START Extracted entries
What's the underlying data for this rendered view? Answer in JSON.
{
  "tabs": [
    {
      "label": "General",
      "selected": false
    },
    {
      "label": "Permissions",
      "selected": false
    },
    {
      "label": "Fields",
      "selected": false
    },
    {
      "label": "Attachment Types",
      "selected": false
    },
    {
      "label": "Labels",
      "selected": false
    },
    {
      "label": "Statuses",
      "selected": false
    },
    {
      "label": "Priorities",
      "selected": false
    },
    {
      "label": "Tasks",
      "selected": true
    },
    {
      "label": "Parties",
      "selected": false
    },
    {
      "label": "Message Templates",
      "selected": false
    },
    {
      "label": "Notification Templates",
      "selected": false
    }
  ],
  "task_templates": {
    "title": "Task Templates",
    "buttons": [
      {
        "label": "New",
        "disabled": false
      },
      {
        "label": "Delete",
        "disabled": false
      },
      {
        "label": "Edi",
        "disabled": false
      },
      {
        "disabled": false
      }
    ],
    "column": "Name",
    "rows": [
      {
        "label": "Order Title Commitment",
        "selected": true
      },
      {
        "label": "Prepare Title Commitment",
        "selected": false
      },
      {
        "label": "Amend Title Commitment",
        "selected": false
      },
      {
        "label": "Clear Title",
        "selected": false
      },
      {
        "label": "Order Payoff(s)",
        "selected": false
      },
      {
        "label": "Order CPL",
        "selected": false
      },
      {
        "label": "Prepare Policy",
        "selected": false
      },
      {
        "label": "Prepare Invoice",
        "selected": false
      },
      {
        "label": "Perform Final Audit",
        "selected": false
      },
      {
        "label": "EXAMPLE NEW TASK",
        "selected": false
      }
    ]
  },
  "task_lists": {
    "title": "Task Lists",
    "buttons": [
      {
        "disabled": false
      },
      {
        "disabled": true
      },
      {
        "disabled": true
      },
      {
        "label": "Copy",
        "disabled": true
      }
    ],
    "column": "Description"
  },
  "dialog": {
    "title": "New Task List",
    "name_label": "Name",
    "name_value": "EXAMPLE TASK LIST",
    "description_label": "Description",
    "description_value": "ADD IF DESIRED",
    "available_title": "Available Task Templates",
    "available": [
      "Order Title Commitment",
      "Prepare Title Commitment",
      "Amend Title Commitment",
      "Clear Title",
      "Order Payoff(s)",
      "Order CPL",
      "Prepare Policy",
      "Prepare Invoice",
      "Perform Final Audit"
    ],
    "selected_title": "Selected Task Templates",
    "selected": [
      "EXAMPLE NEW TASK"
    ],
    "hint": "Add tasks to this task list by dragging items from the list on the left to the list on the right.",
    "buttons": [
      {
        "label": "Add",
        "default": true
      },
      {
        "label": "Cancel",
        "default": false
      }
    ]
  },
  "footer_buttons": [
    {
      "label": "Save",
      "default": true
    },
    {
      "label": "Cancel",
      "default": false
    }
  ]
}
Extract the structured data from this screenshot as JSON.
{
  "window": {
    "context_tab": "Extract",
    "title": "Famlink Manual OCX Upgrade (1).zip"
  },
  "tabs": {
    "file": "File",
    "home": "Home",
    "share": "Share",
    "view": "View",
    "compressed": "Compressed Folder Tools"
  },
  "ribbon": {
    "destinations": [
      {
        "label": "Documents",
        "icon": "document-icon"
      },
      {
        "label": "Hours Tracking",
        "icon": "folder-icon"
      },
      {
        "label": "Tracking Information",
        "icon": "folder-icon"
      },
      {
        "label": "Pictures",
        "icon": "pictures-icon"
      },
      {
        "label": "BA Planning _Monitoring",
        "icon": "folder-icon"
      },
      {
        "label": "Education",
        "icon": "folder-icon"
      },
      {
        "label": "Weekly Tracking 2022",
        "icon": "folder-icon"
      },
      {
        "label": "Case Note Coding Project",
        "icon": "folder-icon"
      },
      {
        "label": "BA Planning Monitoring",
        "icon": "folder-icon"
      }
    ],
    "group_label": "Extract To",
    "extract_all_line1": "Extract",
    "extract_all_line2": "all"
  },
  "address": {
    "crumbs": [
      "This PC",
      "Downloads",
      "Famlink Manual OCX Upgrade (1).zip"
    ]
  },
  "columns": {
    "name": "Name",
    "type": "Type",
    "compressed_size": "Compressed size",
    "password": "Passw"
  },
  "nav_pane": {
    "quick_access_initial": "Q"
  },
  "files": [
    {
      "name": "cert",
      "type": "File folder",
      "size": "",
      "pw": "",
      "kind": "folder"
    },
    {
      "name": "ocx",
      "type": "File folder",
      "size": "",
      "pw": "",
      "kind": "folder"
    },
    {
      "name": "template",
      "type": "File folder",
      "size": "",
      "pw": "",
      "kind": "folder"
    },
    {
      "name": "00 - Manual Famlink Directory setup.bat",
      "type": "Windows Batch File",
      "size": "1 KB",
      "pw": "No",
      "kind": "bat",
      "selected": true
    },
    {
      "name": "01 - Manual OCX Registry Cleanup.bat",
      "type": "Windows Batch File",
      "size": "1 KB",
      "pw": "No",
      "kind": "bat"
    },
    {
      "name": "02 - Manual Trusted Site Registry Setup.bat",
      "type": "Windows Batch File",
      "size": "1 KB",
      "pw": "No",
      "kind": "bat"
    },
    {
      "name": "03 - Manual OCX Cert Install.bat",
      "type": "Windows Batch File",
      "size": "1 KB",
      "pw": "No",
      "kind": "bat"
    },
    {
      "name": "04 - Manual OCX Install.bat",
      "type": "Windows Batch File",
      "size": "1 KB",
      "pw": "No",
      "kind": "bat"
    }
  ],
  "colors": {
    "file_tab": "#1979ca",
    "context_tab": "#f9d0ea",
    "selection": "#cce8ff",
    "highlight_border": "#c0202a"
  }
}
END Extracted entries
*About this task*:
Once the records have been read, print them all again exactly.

*Solution for this task*:
What's the underlying data for this rendered view? Answer in JSON.
{
  "tabs": [
    {
      "label": "General",
      "selected": false
    },
    {
      "label": "Permissions",
      "selected": false
    },
    {
      "label": "Fields",
      "selected": false
    },
    {
      "label": "Attachment Types",
      "selected": false
    },
    {
      "label": "Labels",
      "selected": false
    },
    {
      "label": "Statuses",
      "selected": false
    },
    {
      "label": "Priorities",
      "selected": false
    },
    {
      "label": "Tasks",
      "selected": true
    },
    {
      "label": "Parties",
      "selected": false
    },
    {
      "label": "Message Templates",
      "selected": false
    },
    {
      "label": "Notification Templates",
      "selected": false
    }
  ],
  "task_templates": {
    "title": "Task Templates",
    "buttons": [
      {
        "label": "New",
        "disabled": false
      },
      {
        "label": "Delete",
        "disabled": false
      },
      {
        "label": "Edi",
        "disabled": false
      },
      {
        "disabled": false
      }
    ],
    "column": "Name",
    "rows": [
      {
        "label": "Order Title Commitment",
        "selected": true
      },
      {
        "label": "Prepare Title Commitment",
        "selected": false
      },
      {
        "label": "Amend Title Commitment",
        "selected": false
      },
      {
        "label": "Clear Title",
        "selected": false
      },
      {
        "label": "Order Payoff(s)",
        "selected": false
      },
      {
        "label": "Order CPL",
        "selected": false
      },
      {
        "label": "Prepare Policy",
        "selected": false
      },
      {
        "label": "Prepare Invoice",
        "selected": false
      },
      {
        "label": "Perform Final Audit",
        "selected": false
      },
      {
        "label": "EXAMPLE NEW TASK",
        "selected": false
      }
    ]
  },
  "task_lists": {
    "title": "Task Lists",
    "buttons": [
      {
        "disabled": false
      },
      {
        "disabled": true
      },
      {
        "disabled": true
      },
      {
        "label": "Copy",
        "disabled": true
      }
    ],
    "column": "Description"
  },
  "dialog": {
    "title": "New Task List",
    "name_label": "Name",
    "name_value": "EXAMPLE TASK LIST",
    "description_label": "Description",
    "description_value": "ADD IF DESIRED",
    "available_title": "Available Task Templates",
    "available": [
      "Order Title Commitment",
      "Prepare Title Commitment",
      "Amend Title Commitment",
      "Clear Title",
      "Order Payoff(s)",
      "Order CPL",
      "Prepare Policy",
      "Prepare Invoice",
      "Perform Final Audit"
    ],
    "selected_title": "Selected Task Templates",
    "selected": [
      "EXAMPLE NEW TASK"
    ],
    "hint": "Add tasks to this task list by dragging items from the list on the left to the list on the right.",
    "buttons": [
      {
        "label": "Add",
        "default": true
      },
      {
        "label": "Cancel",
        "default": false
      }
    ]
  },
  "footer_buttons": [
    {
      "label": "Save",
      "default": true
    },
    {
      "label": "Cancel",
      "default": false
    }
  ]
}
Extract the structured data from this screenshot as JSON.
{
  "window": {
    "context_tab": "Extract",
    "title": "Famlink Manual OCX Upgrade (1).zip"
  },
  "tabs": {
    "file": "File",
    "home": "Home",
    "share": "Share",
    "view": "View",
    "compressed": "Compressed Folder Tools"
  },
  "ribbon": {
    "destinations": [
      {
        "label": "Documents",
        "icon": "document-icon"
      },
      {
        "label": "Hours Tracking",
        "icon": "folder-icon"
      },
      {
        "label": "Tracking Information",
        "icon": "folder-icon"
      },
      {
        "label": "Pictures",
        "icon": "pictures-icon"
      },
      {
        "label": "BA Planning _Monitoring",
        "icon": "folder-icon"
      },
      {
        "label": "Education",
        "icon": "folder-icon"
      },
      {
        "label": "Weekly Tracking 2022",
        "icon": "folder-icon"
      },
      {
        "label": "Case Note Coding Project",
        "icon": "folder-icon"
      },
      {
        "label": "BA Planning Monitoring",
        "icon": "folder-icon"
      }
    ],
    "group_label": "Extract To",
    "extract_all_line1": "Extract",
    "extract_all_line2": "all"
  },
  "address": {
    "crumbs": [
      "This PC",
      "Downloads",
      "Famlink Manual OCX Upgrade (1).zip"
    ]
  },
  "columns": {
    "name": "Name",
    "type": "Type",
    "compressed_size": "Compressed size",
    "password": "Passw"
  },
  "nav_pane": {
    "quick_access_initial": "Q"
  },
  "files": [
    {
      "name": "cert",
      "type": "File folder",
      "size": "",
      "pw": "",
      "kind": "folder"
    },
    {
      "name": "ocx",
      "type": "File folder",
      "size": "",
      "pw": "",
      "kind": "folder"
    },
    {
      "name": "template",
      "type": "File folder",
      "size": "",
      "pw": "",
      "kind": "folder"
    },
    {
      "name": "00 - Manual Famlink Directory setup.bat",
      "type": "Windows Batch File",
      "size": "1 KB",
      "pw": "No",
      "kind": "bat",
      "selected": true
    },
    {
      "name": "01 - Manual OCX Registry Cleanup.bat",
      "type": "Windows Batch File",
      "size": "1 KB",
      "pw": "No",
      "kind": "bat"
    },
    {
      "name": "02 - Manual Trusted Site Registry Setup.bat",
      "type": "Windows Batch File",
      "size": "1 KB",
      "pw": "No",
      "kind": "bat"
    },
    {
      "name": "03 - Manual OCX Cert Install.bat",
      "type": "Windows Batch File",
      "size": "1 KB",
      "pw": "No",
      "kind": "bat"
    },
    {
      "name": "04 - Manual OCX Install.bat",
      "type": "Windows Batch File",
      "size": "1 KB",
      "pw": "No",
      "kind": "bat"
    }
  ],
  "colors": {
    "file_tab": "#1979ca",
    "context_tab": "#f9d0ea",
    "selection": "#cce8ff",
    "highlight_border": "#c0202a"
  }
}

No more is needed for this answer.